#### What you need to do:
The answer must be an exact copy of every entry, with no pictures in it.

• • •

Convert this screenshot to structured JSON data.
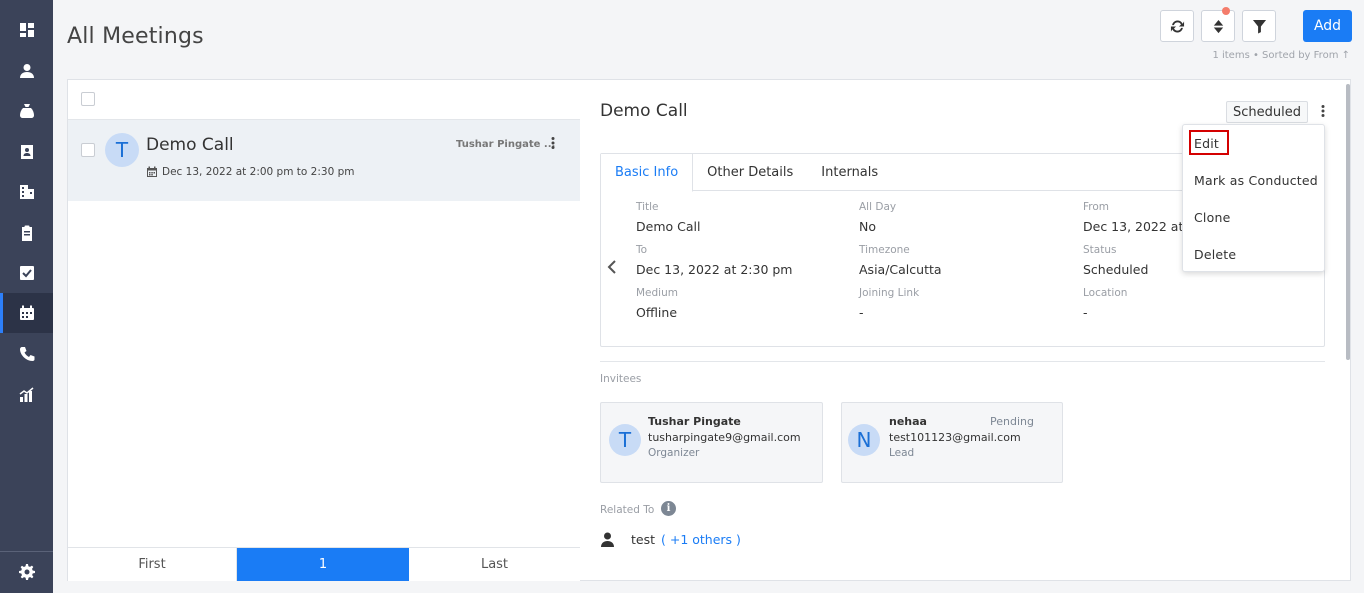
{
  "page": {
    "title": "All Meetings",
    "sort_info": "1 items • Sorted by  From ↑",
    "add_label": "Add"
  },
  "colors": {
    "accent": "#1a7cf5",
    "sidebar": "#3b4359",
    "highlight": "#d40000"
  },
  "sidebar": {
    "items": [
      {
        "name": "dashboard-icon"
      },
      {
        "name": "contacts-icon"
      },
      {
        "name": "deals-icon"
      },
      {
        "name": "address-book-icon"
      },
      {
        "name": "companies-icon"
      },
      {
        "name": "clipboard-icon"
      },
      {
        "name": "tasks-icon"
      },
      {
        "name": "meetings-calendar-icon"
      },
      {
        "name": "calls-phone-icon"
      },
      {
        "name": "reports-icon"
      },
      {
        "name": "settings-gear-icon"
      }
    ]
  },
  "list": {
    "item": {
      "avatar": "T",
      "title": "Demo Call",
      "owner": "Tushar Pingate ...",
      "date": "Dec 13, 2022 at 2:00 pm to 2:30 pm"
    },
    "pager": {
      "first": "First",
      "current": "1",
      "last": "Last"
    }
  },
  "detail": {
    "title": "Demo Call",
    "status": "Scheduled",
    "tabs": [
      "Basic Info",
      "Other Details",
      "Internals"
    ],
    "fields": {
      "title": {
        "label": "Title",
        "value": "Demo Call"
      },
      "all_day": {
        "label": "All Day",
        "value": "No"
      },
      "from": {
        "label": "From",
        "value": "Dec 13, 2022 at 2"
      },
      "to": {
        "label": "To",
        "value": "Dec 13, 2022 at 2:30 pm"
      },
      "timezone": {
        "label": "Timezone",
        "value": "Asia/Calcutta"
      },
      "status": {
        "label": "Status",
        "value": "Scheduled"
      },
      "medium": {
        "label": "Medium",
        "value": "Offline"
      },
      "joining_link": {
        "label": "Joining Link",
        "value": "-"
      },
      "location": {
        "label": "Location",
        "value": "-"
      }
    },
    "invitees_label": "Invitees",
    "invitees": [
      {
        "avatar": "T",
        "name": "Tushar Pingate",
        "email": "tusharpingate9@gmail.com",
        "role": "Organizer",
        "status": ""
      },
      {
        "avatar": "N",
        "name": "nehaa",
        "email": "test101123@gmail.com",
        "role": "Lead",
        "status": "Pending"
      }
    ],
    "related_label": "Related To",
    "related": {
      "text": "test",
      "link": "( +1 others )"
    }
  },
  "menu": {
    "items": [
      "Edit",
      "Mark as Conducted",
      "Clone",
      "Delete"
    ]
  }
}
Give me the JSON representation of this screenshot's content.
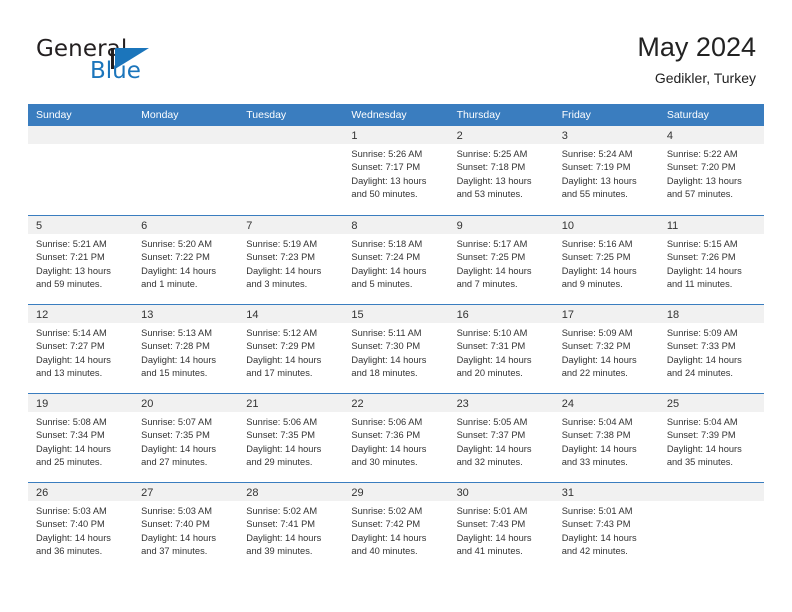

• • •

#### Task output:
Convert this screenshot to structured JSON data.
{
  "page": {
    "title": "All Meetings",
    "sort_info": "1 items • Sorted by  From ↑",
    "add_label": "Add"
  },
  "colors": {
    "accent": "#1a7cf5",
    "sidebar": "#3b4359",
    "highlight": "#d40000"
  },
  "sidebar": {
    "items": [
      {
        "name": "dashboard-icon"
      },
      {
        "name": "contacts-icon"
      },
      {
        "name": "deals-icon"
      },
      {
        "name": "address-book-icon"
      },
      {
        "name": "companies-icon"
      },
      {
        "name": "clipboard-icon"
      },
      {
        "name": "tasks-icon"
      },
      {
        "name": "meetings-calendar-icon"
      },
      {
        "name": "calls-phone-icon"
      },
      {
        "name": "reports-icon"
      },
      {
        "name": "settings-gear-icon"
      }
    ]
  },
  "list": {
    "item": {
      "avatar": "T",
      "title": "Demo Call",
      "owner": "Tushar Pingate ...",
      "date": "Dec 13, 2022 at 2:00 pm to 2:30 pm"
    },
    "pager": {
      "first": "First",
      "current": "1",
      "last": "Last"
    }
  },
  "detail": {
    "title": "Demo Call",
    "status": "Scheduled",
    "tabs": [
      "Basic Info",
      "Other Details",
      "Internals"
    ],
    "fields": {
      "title": {
        "label": "Title",
        "value": "Demo Call"
      },
      "all_day": {
        "label": "All Day",
        "value": "No"
      },
      "from": {
        "label": "From",
        "value": "Dec 13, 2022 at 2"
      },
      "to": {
        "label": "To",
        "value": "Dec 13, 2022 at 2:30 pm"
      },
      "timezone": {
        "label": "Timezone",
        "value": "Asia/Calcutta"
      },
      "status": {
        "label": "Status",
        "value": "Scheduled"
      },
      "medium": {
        "label": "Medium",
        "value": "Offline"
      },
      "joining_link": {
        "label": "Joining Link",
        "value": "-"
      },
      "location": {
        "label": "Location",
        "value": "-"
      }
    },
    "invitees_label": "Invitees",
    "invitees": [
      {
        "avatar": "T",
        "name": "Tushar Pingate",
        "email": "tusharpingate9@gmail.com",
        "role": "Organizer",
        "status": ""
      },
      {
        "avatar": "N",
        "name": "nehaa",
        "email": "test101123@gmail.com",
        "role": "Lead",
        "status": "Pending"
      }
    ],
    "related_label": "Related To",
    "related": {
      "text": "test",
      "link": "( +1 others )"
    }
  },
  "menu": {
    "items": [
      "Edit",
      "Mark as Conducted",
      "Clone",
      "Delete"
    ]
  }
}
Give me the JSON representation of this screenshot's content.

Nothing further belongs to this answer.